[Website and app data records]
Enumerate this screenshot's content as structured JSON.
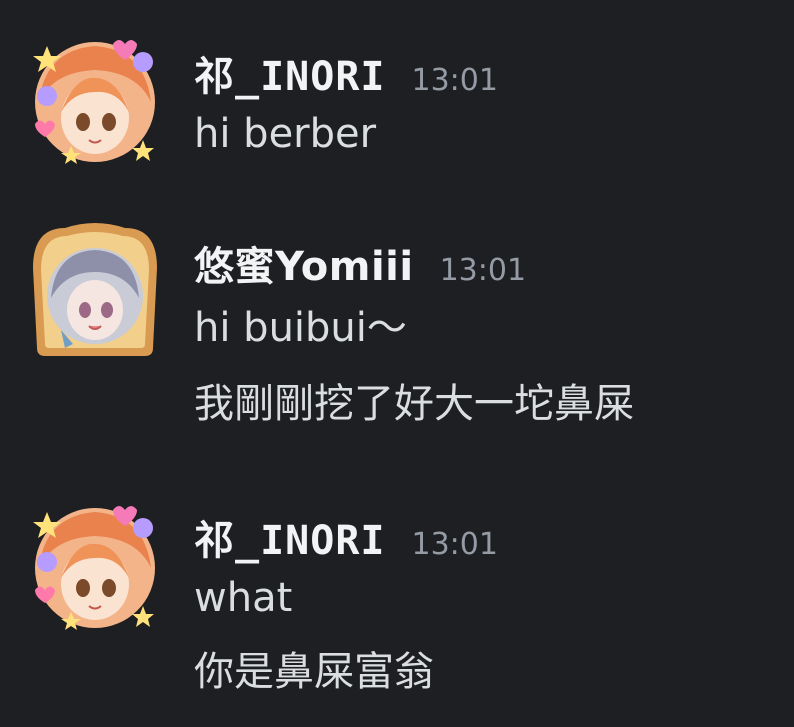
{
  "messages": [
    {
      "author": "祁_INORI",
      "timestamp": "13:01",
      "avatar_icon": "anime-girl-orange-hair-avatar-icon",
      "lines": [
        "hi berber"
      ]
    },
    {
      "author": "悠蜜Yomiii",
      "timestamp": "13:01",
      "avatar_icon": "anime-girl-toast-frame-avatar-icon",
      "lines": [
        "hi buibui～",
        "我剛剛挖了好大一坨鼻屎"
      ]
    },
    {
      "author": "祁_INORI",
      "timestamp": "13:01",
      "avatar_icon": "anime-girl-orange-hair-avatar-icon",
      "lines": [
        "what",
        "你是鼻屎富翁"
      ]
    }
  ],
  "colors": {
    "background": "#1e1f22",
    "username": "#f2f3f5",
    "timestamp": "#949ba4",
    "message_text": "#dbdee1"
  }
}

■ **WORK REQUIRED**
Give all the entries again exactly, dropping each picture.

■ **ANSWER SECTION**
Enumerate this screenshot's content as structured JSON.
{
  "messages": [
    {
      "author": "祁_INORI",
      "timestamp": "13:01",
      "avatar_icon": "anime-girl-orange-hair-avatar-icon",
      "lines": [
        "hi berber"
      ]
    },
    {
      "author": "悠蜜Yomiii",
      "timestamp": "13:01",
      "avatar_icon": "anime-girl-toast-frame-avatar-icon",
      "lines": [
        "hi buibui～",
        "我剛剛挖了好大一坨鼻屎"
      ]
    },
    {
      "author": "祁_INORI",
      "timestamp": "13:01",
      "avatar_icon": "anime-girl-orange-hair-avatar-icon",
      "lines": [
        "what",
        "你是鼻屎富翁"
      ]
    }
  ],
  "colors": {
    "background": "#1e1f22",
    "username": "#f2f3f5",
    "timestamp": "#949ba4",
    "message_text": "#dbdee1"
  }
}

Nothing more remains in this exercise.